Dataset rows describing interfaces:
____________________

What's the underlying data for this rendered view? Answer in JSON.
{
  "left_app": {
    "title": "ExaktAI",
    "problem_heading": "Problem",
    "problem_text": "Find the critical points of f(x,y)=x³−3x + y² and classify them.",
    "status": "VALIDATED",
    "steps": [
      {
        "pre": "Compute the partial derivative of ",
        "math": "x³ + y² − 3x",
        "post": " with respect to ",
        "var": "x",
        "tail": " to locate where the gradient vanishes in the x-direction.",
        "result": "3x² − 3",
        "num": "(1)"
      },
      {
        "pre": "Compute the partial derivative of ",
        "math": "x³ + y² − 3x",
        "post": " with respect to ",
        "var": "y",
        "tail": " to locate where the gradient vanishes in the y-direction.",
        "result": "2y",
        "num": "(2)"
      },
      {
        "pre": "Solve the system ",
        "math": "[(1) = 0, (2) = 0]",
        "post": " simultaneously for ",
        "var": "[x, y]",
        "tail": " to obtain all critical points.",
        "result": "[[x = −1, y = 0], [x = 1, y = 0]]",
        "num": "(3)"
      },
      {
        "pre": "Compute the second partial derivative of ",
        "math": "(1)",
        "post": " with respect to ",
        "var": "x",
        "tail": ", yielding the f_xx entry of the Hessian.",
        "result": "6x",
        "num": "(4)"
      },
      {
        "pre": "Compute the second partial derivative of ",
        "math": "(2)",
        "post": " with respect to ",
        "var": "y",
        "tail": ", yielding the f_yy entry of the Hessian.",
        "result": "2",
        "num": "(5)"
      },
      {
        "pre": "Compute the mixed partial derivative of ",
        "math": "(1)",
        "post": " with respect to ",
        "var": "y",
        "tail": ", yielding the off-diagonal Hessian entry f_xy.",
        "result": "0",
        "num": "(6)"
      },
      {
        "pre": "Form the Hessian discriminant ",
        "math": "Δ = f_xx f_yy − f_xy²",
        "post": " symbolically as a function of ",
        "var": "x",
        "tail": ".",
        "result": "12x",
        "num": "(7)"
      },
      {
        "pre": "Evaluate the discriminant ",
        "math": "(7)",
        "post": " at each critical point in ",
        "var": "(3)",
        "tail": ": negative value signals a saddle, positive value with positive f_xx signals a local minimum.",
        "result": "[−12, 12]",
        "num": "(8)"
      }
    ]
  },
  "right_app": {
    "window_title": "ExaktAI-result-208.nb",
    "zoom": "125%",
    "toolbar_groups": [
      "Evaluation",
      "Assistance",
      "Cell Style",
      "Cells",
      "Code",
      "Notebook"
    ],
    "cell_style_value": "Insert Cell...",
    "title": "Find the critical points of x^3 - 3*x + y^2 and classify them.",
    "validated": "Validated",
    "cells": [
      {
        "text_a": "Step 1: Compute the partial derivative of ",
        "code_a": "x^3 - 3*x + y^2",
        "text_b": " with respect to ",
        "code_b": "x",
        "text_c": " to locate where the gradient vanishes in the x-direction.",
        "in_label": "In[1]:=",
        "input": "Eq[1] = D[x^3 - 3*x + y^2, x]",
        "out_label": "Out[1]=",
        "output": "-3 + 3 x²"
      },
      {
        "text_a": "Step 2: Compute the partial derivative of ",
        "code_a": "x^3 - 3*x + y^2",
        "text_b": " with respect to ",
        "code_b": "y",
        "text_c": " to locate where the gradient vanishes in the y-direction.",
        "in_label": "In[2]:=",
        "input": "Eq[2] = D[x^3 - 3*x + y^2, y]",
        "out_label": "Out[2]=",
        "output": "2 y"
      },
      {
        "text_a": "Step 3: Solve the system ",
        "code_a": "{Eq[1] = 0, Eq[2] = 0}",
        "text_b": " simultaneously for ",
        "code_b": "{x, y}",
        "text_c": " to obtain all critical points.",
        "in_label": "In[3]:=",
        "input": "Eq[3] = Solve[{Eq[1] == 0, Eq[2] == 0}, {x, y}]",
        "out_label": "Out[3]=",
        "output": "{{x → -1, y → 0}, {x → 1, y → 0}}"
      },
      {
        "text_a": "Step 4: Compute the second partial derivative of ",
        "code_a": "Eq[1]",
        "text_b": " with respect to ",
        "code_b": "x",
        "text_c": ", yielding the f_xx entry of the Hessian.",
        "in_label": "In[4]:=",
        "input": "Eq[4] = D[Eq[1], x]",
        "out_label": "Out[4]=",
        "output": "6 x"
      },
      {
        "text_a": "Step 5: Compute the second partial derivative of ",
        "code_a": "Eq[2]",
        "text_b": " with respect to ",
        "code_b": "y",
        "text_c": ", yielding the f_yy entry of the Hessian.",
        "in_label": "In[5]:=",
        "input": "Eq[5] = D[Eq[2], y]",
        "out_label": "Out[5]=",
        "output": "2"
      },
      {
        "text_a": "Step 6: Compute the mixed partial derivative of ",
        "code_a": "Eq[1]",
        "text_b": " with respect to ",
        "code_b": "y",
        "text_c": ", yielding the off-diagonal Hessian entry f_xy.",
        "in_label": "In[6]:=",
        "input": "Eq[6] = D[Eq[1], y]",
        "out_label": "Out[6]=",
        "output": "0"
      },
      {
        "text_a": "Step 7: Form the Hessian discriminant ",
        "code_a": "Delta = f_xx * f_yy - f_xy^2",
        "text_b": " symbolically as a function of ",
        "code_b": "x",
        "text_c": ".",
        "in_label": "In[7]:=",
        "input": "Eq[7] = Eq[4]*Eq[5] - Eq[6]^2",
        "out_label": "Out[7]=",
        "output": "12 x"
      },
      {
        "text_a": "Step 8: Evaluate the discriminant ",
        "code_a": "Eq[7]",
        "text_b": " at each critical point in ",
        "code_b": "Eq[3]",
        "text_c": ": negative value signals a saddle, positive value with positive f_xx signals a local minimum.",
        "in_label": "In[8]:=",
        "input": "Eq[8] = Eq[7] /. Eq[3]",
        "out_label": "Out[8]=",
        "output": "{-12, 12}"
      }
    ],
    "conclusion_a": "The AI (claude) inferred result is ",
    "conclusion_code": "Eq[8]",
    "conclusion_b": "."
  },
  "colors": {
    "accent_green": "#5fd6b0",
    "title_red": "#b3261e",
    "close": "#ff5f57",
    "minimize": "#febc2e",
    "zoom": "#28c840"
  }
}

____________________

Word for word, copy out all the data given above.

What's the underlying data for this rendered view? Answer in JSON.
{
  "left_app": {
    "title": "ExaktAI",
    "problem_heading": "Problem",
    "problem_text": "Find the critical points of f(x,y)=x³−3x + y² and classify them.",
    "status": "VALIDATED",
    "steps": [
      {
        "pre": "Compute the partial derivative of ",
        "math": "x³ + y² − 3x",
        "post": " with respect to ",
        "var": "x",
        "tail": " to locate where the gradient vanishes in the x-direction.",
        "result": "3x² − 3",
        "num": "(1)"
      },
      {
        "pre": "Compute the partial derivative of ",
        "math": "x³ + y² − 3x",
        "post": " with respect to ",
        "var": "y",
        "tail": " to locate where the gradient vanishes in the y-direction.",
        "result": "2y",
        "num": "(2)"
      },
      {
        "pre": "Solve the system ",
        "math": "[(1) = 0, (2) = 0]",
        "post": " simultaneously for ",
        "var": "[x, y]",
        "tail": " to obtain all critical points.",
        "result": "[[x = −1, y = 0], [x = 1, y = 0]]",
        "num": "(3)"
      },
      {
        "pre": "Compute the second partial derivative of ",
        "math": "(1)",
        "post": " with respect to ",
        "var": "x",
        "tail": ", yielding the f_xx entry of the Hessian.",
        "result": "6x",
        "num": "(4)"
      },
      {
        "pre": "Compute the second partial derivative of ",
        "math": "(2)",
        "post": " with respect to ",
        "var": "y",
        "tail": ", yielding the f_yy entry of the Hessian.",
        "result": "2",
        "num": "(5)"
      },
      {
        "pre": "Compute the mixed partial derivative of ",
        "math": "(1)",
        "post": " with respect to ",
        "var": "y",
        "tail": ", yielding the off-diagonal Hessian entry f_xy.",
        "result": "0",
        "num": "(6)"
      },
      {
        "pre": "Form the Hessian discriminant ",
        "math": "Δ = f_xx f_yy − f_xy²",
        "post": " symbolically as a function of ",
        "var": "x",
        "tail": ".",
        "result": "12x",
        "num": "(7)"
      },
      {
        "pre": "Evaluate the discriminant ",
        "math": "(7)",
        "post": " at each critical point in ",
        "var": "(3)",
        "tail": ": negative value signals a saddle, positive value with positive f_xx signals a local minimum.",
        "result": "[−12, 12]",
        "num": "(8)"
      }
    ]
  },
  "right_app": {
    "window_title": "ExaktAI-result-208.nb",
    "zoom": "125%",
    "toolbar_groups": [
      "Evaluation",
      "Assistance",
      "Cell Style",
      "Cells",
      "Code",
      "Notebook"
    ],
    "cell_style_value": "Insert Cell...",
    "title": "Find the critical points of x^3 - 3*x + y^2 and classify them.",
    "validated": "Validated",
    "cells": [
      {
        "text_a": "Step 1: Compute the partial derivative of ",
        "code_a": "x^3 - 3*x + y^2",
        "text_b": " with respect to ",
        "code_b": "x",
        "text_c": " to locate where the gradient vanishes in the x-direction.",
        "in_label": "In[1]:=",
        "input": "Eq[1] = D[x^3 - 3*x + y^2, x]",
        "out_label": "Out[1]=",
        "output": "-3 + 3 x²"
      },
      {
        "text_a": "Step 2: Compute the partial derivative of ",
        "code_a": "x^3 - 3*x + y^2",
        "text_b": " with respect to ",
        "code_b": "y",
        "text_c": " to locate where the gradient vanishes in the y-direction.",
        "in_label": "In[2]:=",
        "input": "Eq[2] = D[x^3 - 3*x + y^2, y]",
        "out_label": "Out[2]=",
        "output": "2 y"
      },
      {
        "text_a": "Step 3: Solve the system ",
        "code_a": "{Eq[1] = 0, Eq[2] = 0}",
        "text_b": " simultaneously for ",
        "code_b": "{x, y}",
        "text_c": " to obtain all critical points.",
        "in_label": "In[3]:=",
        "input": "Eq[3] = Solve[{Eq[1] == 0, Eq[2] == 0}, {x, y}]",
        "out_label": "Out[3]=",
        "output": "{{x → -1, y → 0}, {x → 1, y → 0}}"
      },
      {
        "text_a": "Step 4: Compute the second partial derivative of ",
        "code_a": "Eq[1]",
        "text_b": " with respect to ",
        "code_b": "x",
        "text_c": ", yielding the f_xx entry of the Hessian.",
        "in_label": "In[4]:=",
        "input": "Eq[4] = D[Eq[1], x]",
        "out_label": "Out[4]=",
        "output": "6 x"
      },
      {
        "text_a": "Step 5: Compute the second partial derivative of ",
        "code_a": "Eq[2]",
        "text_b": " with respect to ",
        "code_b": "y",
        "text_c": ", yielding the f_yy entry of the Hessian.",
        "in_label": "In[5]:=",
        "input": "Eq[5] = D[Eq[2], y]",
        "out_label": "Out[5]=",
        "output": "2"
      },
      {
        "text_a": "Step 6: Compute the mixed partial derivative of ",
        "code_a": "Eq[1]",
        "text_b": " with respect to ",
        "code_b": "y",
        "text_c": ", yielding the off-diagonal Hessian entry f_xy.",
        "in_label": "In[6]:=",
        "input": "Eq[6] = D[Eq[1], y]",
        "out_label": "Out[6]=",
        "output": "0"
      },
      {
        "text_a": "Step 7: Form the Hessian discriminant ",
        "code_a": "Delta = f_xx * f_yy - f_xy^2",
        "text_b": " symbolically as a function of ",
        "code_b": "x",
        "text_c": ".",
        "in_label": "In[7]:=",
        "input": "Eq[7] = Eq[4]*Eq[5] - Eq[6]^2",
        "out_label": "Out[7]=",
        "output": "12 x"
      },
      {
        "text_a": "Step 8: Evaluate the discriminant ",
        "code_a": "Eq[7]",
        "text_b": " at each critical point in ",
        "code_b": "Eq[3]",
        "text_c": ": negative value signals a saddle, positive value with positive f_xx signals a local minimum.",
        "in_label": "In[8]:=",
        "input": "Eq[8] = Eq[7] /. Eq[3]",
        "out_label": "Out[8]=",
        "output": "{-12, 12}"
      }
    ],
    "conclusion_a": "The AI (claude) inferred result is ",
    "conclusion_code": "Eq[8]",
    "conclusion_b": "."
  },
  "colors": {
    "accent_green": "#5fd6b0",
    "title_red": "#b3261e",
    "close": "#ff5f57",
    "minimize": "#febc2e",
    "zoom": "#28c840"
  }
}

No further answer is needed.